As the manufacturing sector rebounds from the pandemic, how can businesses adapt to overcome the lingering challenges of 2020-1 and embrace the opportunities that await?
Managing The Supply Chain
To be more competitive and manage the supply chain more effectively, manufacturers will need efficient data management and demand forecasting mechanisms, using the latest technology to improve visibility and understand the changing face of consumer demand – thereby avoiding stockouts and ensuring that raw materials are in the right place at the right time.
Selling Direct To Customers
The gradual demise of the high street – accelerated by the Covid-19 pandemic and the long-term shift towards digital retail channels – means manufacturers are less able to access bricks-and-mortar stores to sell their goods.
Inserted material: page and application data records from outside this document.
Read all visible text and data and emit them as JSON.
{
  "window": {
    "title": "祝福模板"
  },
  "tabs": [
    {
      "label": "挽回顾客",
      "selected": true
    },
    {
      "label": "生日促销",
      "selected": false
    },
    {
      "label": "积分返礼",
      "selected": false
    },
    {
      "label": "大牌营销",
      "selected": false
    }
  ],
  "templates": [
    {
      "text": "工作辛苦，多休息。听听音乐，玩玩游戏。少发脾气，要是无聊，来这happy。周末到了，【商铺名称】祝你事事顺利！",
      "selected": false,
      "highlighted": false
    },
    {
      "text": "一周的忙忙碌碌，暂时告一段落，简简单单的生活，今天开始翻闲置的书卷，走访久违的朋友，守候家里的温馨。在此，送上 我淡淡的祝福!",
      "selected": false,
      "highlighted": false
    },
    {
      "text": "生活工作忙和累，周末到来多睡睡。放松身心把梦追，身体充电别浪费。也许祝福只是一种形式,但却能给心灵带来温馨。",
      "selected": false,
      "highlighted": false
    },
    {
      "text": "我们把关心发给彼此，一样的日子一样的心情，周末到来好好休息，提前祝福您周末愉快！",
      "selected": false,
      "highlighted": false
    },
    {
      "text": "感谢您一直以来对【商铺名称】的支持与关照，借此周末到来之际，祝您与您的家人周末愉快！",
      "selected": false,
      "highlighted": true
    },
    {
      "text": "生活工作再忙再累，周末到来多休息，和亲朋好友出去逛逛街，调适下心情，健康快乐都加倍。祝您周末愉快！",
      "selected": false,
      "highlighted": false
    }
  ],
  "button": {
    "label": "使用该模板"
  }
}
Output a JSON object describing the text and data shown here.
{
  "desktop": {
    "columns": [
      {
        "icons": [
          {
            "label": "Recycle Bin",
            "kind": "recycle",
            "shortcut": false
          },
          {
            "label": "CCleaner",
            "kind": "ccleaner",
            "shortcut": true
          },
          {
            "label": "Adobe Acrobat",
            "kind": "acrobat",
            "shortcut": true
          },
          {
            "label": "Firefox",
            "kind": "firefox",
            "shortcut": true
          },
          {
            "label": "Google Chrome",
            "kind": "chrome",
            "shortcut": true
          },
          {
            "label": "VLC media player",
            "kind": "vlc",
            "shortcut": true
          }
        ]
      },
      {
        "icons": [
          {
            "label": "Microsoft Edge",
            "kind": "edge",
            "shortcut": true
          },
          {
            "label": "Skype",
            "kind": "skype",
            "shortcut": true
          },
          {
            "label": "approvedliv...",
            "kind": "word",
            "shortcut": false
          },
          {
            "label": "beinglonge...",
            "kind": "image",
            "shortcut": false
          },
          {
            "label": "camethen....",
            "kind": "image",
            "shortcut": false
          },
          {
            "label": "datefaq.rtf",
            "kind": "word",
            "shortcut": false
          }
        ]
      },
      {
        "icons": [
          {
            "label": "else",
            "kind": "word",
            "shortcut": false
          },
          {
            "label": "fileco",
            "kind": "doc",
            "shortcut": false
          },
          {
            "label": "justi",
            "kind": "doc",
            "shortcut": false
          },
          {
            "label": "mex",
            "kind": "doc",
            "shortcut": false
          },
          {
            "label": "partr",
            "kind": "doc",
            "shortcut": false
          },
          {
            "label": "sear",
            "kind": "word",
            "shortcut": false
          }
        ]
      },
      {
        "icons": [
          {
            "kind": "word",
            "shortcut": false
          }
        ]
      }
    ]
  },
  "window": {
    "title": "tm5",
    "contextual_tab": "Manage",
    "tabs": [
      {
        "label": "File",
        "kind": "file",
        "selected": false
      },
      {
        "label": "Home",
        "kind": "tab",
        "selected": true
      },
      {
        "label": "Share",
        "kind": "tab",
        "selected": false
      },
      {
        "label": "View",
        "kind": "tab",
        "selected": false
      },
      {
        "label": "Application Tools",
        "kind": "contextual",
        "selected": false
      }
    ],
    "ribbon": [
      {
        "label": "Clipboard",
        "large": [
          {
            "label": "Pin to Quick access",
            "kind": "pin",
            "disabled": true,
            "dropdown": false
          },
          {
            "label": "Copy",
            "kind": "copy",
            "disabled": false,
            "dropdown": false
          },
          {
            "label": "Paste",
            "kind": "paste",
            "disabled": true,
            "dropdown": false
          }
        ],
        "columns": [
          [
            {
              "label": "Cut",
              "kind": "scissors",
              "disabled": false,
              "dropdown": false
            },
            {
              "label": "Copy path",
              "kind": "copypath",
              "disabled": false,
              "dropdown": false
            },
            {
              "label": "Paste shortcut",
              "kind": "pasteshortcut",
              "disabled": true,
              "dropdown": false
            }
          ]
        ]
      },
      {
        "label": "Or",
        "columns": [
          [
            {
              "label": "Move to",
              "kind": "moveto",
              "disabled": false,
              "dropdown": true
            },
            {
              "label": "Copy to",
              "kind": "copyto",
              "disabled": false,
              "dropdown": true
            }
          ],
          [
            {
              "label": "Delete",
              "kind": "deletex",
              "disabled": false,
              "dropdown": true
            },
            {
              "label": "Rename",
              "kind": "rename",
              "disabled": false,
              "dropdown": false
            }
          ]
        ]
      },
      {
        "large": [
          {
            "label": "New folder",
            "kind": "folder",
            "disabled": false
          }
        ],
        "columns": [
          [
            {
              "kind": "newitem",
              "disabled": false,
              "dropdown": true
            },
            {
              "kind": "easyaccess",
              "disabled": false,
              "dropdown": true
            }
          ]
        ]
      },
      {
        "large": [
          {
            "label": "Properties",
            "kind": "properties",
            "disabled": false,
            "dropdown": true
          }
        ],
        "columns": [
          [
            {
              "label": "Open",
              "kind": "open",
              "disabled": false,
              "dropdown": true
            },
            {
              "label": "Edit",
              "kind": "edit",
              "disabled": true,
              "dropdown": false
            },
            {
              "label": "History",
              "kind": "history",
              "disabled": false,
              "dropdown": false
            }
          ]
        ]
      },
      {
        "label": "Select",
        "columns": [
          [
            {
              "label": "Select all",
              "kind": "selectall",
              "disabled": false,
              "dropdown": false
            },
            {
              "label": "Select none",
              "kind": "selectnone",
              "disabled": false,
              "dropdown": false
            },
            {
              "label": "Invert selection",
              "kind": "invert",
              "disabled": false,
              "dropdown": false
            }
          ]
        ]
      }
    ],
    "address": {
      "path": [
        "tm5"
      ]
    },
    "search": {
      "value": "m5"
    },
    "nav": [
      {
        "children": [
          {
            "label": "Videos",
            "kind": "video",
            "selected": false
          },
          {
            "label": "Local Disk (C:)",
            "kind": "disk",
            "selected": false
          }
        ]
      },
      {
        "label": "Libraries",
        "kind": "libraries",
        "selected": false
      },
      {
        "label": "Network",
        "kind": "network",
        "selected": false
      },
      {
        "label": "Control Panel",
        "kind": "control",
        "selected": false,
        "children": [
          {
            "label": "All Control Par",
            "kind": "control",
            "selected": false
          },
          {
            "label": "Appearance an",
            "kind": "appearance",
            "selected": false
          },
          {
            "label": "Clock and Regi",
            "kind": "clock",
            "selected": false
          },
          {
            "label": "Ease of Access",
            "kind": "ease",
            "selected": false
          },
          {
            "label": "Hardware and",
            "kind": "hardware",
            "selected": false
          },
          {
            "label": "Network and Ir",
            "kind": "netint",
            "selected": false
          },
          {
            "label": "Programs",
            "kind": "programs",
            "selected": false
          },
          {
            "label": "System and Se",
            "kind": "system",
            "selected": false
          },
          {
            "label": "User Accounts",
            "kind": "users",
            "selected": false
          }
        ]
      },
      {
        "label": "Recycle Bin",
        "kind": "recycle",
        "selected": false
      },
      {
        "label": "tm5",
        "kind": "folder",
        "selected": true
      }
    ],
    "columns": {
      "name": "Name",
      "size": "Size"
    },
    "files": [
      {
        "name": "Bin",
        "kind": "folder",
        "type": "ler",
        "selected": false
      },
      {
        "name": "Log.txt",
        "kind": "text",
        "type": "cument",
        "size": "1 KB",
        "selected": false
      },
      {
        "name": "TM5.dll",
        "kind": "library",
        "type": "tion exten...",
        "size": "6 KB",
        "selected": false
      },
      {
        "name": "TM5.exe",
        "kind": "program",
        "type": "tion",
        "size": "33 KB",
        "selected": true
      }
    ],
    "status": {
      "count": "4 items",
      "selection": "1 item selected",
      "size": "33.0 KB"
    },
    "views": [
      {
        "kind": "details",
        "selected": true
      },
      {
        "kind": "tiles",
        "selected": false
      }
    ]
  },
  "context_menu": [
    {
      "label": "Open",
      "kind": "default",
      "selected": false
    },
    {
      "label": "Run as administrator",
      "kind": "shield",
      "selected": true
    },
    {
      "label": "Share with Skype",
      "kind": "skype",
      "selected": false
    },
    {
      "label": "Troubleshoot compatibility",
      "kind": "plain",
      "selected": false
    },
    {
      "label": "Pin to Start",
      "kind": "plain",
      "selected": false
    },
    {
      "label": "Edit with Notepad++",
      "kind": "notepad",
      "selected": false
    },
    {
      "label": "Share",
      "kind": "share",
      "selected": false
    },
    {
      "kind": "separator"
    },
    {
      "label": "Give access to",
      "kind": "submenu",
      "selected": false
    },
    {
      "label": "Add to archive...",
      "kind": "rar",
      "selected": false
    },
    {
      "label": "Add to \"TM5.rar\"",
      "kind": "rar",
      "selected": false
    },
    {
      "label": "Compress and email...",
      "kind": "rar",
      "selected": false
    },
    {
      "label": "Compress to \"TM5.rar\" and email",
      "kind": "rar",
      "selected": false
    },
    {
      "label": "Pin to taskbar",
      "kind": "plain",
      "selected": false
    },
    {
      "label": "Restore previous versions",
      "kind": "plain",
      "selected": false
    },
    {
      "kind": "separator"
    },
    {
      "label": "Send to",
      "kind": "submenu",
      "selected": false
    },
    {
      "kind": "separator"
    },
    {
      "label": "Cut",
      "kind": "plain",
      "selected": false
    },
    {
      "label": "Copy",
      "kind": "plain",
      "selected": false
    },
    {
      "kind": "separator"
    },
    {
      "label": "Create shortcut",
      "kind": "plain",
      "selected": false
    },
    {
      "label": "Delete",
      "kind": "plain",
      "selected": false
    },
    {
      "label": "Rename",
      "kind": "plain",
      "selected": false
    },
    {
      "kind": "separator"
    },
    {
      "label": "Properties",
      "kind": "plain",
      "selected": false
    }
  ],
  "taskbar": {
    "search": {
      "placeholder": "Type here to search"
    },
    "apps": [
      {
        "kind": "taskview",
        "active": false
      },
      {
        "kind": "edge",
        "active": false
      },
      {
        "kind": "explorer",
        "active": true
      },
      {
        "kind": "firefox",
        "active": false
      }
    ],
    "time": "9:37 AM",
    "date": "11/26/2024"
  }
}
To counteract this, manufacturers will have to increasingly use a direct-to-consumer (D2C) model, which is growing steadily in the UK: in 2021, D2C was expected to grow by nearly one-fifth, demonstrating the potential for manufacturers to secure new business in place of traditional avenues. Manufacturers will need to implement digital sales channels with card payment options, in addition to adapting other key aspects of selling: warehouse management, distribution, and customer care.
The frequency of cyber-attacks on manufacturing businesses is increasing year-on-year as criminals explore sophisticated ways of stealing money and intellectual property from businesses.
A cyber-attack on a manufacturing business can be incredibly costly. To combat the threat, manufacturers will need to enhance their entire security operation: not just by having robust technology, but by employing experienced and skilled staff to deploy countermeasures, monitor attacks on the business, and optimise cybersecurity tools.
As 2020 demonstrated, the manufacturing landscape can be vulnerable to external events. Having survived Brexit and Covid-19, businesses should optimise their agility to overcome unexpected challenges, a change that involves the company infrastructure and its people.
By implementing advanced Cloud systems, manufacturing businesses will benefit from improved visibility of data, cost efficiencies, people management, and lead times, and will be more prepared to overcome the hurdles that await them.
Finally, manufacturers should continue to implement the Internet of Things (IoT) in their production cycles. Intelligent automated systems will maximise efficiency, cut costs, and minimise maintenance downtime.
Connectivity is necessary to capture the full benefits of IoT, so manufacturers should consider whether their devices connect efficiently between locations and whether critical data is transferred and stored securely.
Hone-All: Proudly Supporting Our Manufacturing Customers
At Hone-All, we’ve successfully negotiated the challenges of the last two years and continue to support our manufacturing customers by delivering a high-quality and dependable precision machining service. To find out more, or to request a free, no-obligation quotation for your project, please call us on 01525 370666.